A deep dive into history (like, really, really deep) from our friends at Edible Manhattan.
August 10, 2017
By Sarah Whitman-Salkin | Photos courtesy of the New York Academy of Medicine
The oldest known cookbook in the west arrived to Manhattan’s New York Academy of Medicine in 1929.
It was donated by Margaret Barclay Wilson, a bibliophile and fellow at the Academy, who acquired it from Sir Thomas Phillips, a British bibliomaniac, who obtained the book in 1824 via auction from a Parisian bookseller. Before Paris, it had lived in Rome; before Rome, Germany. It was 1099 years old when it finally settled on the Upper East Side.
The book De re coquinaria by Apicius includes 500 recipes divided into 10 single-subject books that were likely compiled from a variety of Greek and Roman sources in the 4th and 5thcenturies; “Apicius” then is likely the name of a group of people who contributed to the manuscript over time, not an individual author. The text has been translated into innumerable languages and reprinted in nearly every century since it was first machine-printed in 1498. But the 9-by-7-inch codex housed at the New York Academy of Medicine is one of only two existing hand-written copies; the other is housed in a library at the Vatican. In 2006 it was restored and rebound by conservators, ensuring that its pages stay intact for future generations.
The Apicus was 1099 years old when it finally settled on the Upper East Side.
And those pages! And that calligraphy! Hand-written in crisp black and red ink on vellum—a paper made from cleaned and stretched animal skin—each page is thicker than modern cellulose-based paper but also incredibly light; they feel sturdy to the touch but are slightly translucent, giving the appearance of something fragile. The reality though is that this codex has been traveling the world for 1187 years, proving its durability—both physically and culturally.
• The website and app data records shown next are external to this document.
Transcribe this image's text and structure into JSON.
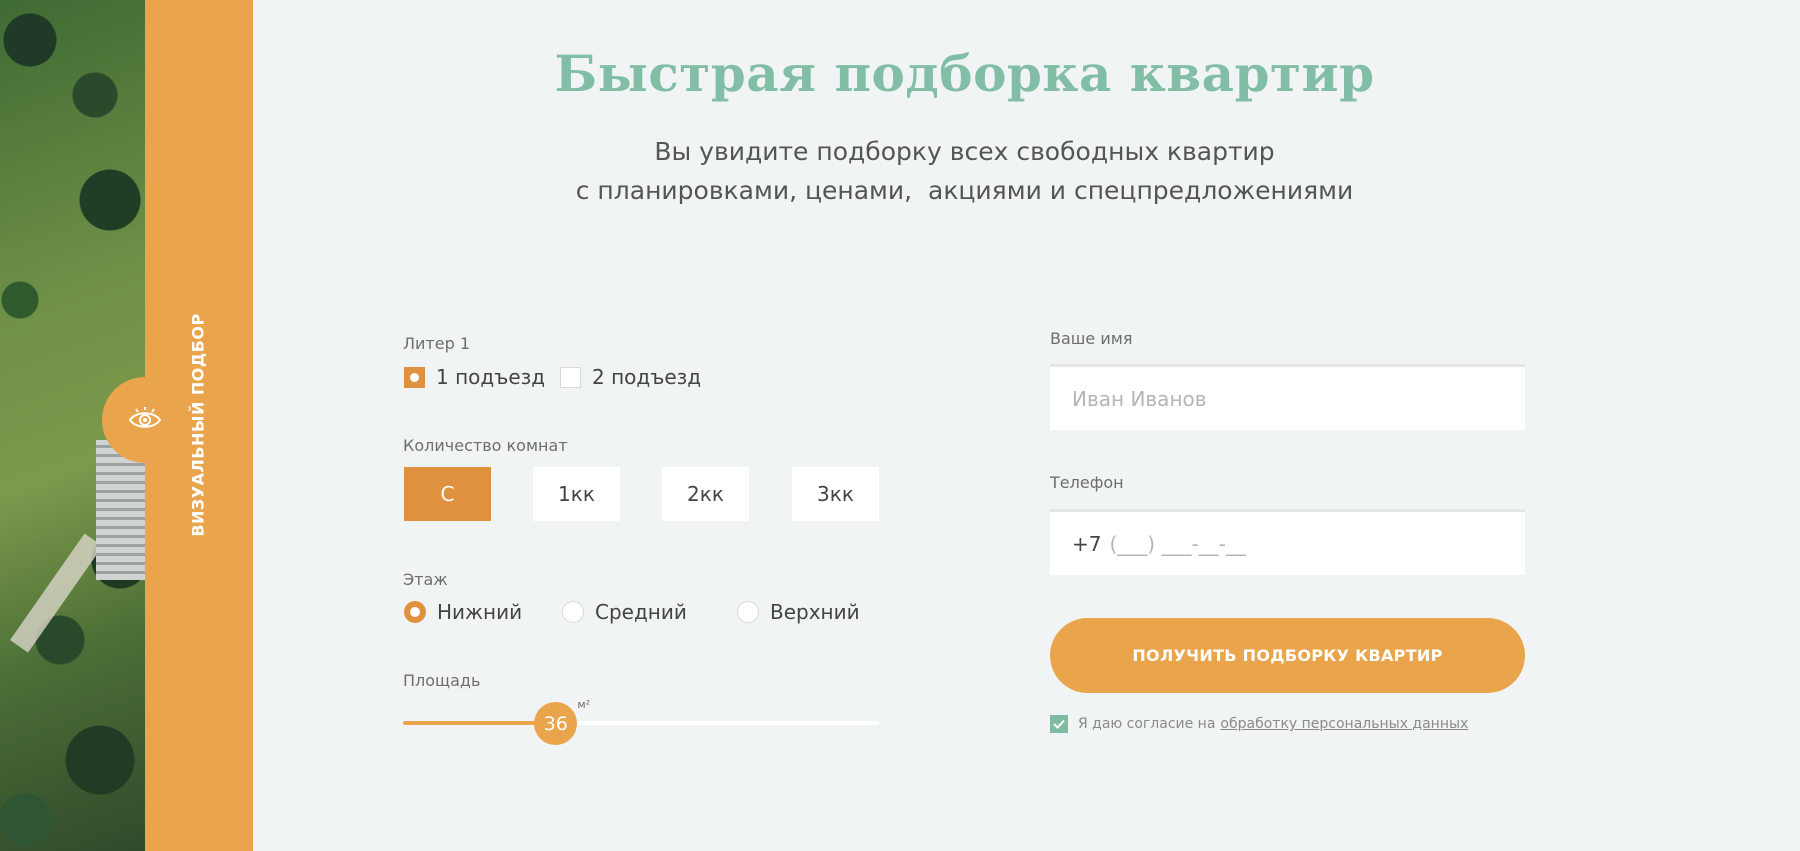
{
  "side": {
    "label": "ВИЗУАЛЬНЫЙ ПОДБОР",
    "icon": "eye-icon"
  },
  "header": {
    "title": "Быстрая подборка квартир",
    "subtitle_line1": "Вы увидите подборку всех свободных квартир",
    "subtitle_line2": "с планировками, ценами,  акциями и спецпредложениями"
  },
  "filters": {
    "liter_label": "Литер 1",
    "entrances": [
      {
        "label": "1 подъезд",
        "checked": true
      },
      {
        "label": "2 подъезд",
        "checked": false
      }
    ],
    "rooms_label": "Количество комнат",
    "rooms": [
      {
        "label": "С",
        "active": true
      },
      {
        "label": "1кк",
        "active": false
      },
      {
        "label": "2кк",
        "active": false
      },
      {
        "label": "3кк",
        "active": false
      }
    ],
    "floor_label": "Этаж",
    "floors": [
      {
        "label": "Нижний",
        "checked": true
      },
      {
        "label": "Средний",
        "checked": false
      },
      {
        "label": "Верхний",
        "checked": false
      }
    ],
    "area_label": "Площадь",
    "area_value": "36",
    "area_unit": "м²",
    "area_fraction": 0.32
  },
  "form": {
    "name_label": "Ваше имя",
    "name_placeholder": "Иван Иванов",
    "phone_label": "Телефон",
    "phone_prefix": "+7",
    "phone_placeholder": "(___) ___-__-__",
    "submit_label": "ПОЛУЧИТЬ ПОДБОРКУ КВАРТИР",
    "consent_text": "Я даю согласие на",
    "consent_link": "обработку персональных данных",
    "consent_checked": true
  },
  "colors": {
    "accent": "#eaa54c",
    "accent_dark": "#e0913f",
    "title_green": "#82bea5",
    "background": "#f1f4f4"
  }
}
While it’s unlikely that too many people in New York can read the vulgar Latin in which De re coquinaria is written—or have a taste for recipes like cucumber stewed with boiled brains, dormouse stuffed with nuts or spayed sow’s womb seasoned with pepper, vinegar and lovage—the recipes endure.
Chef Matt Jozwiak, the Academy’s chef curator, is working to bring the Apicius and other ancient cookery books in the Academy’s collection of 10,000 rare food-related titles into the modern age. “We want to give this material a sense of purpose in today’s world,” he says.
Given the Academy’s mission to improve the health of people who live in cities, food obviously plays a part. “As chefs, we can learn from these books,” Jozwiak says. “We can get a better sense of the roles and responsibilities of people who provide food, as well as where food comes from and how people access it.” So Jozwiak is reaching out to the community to “start the conversation between chefs, the community, and the past.” In doing so he believes, “we can learn to communicate with future generations.”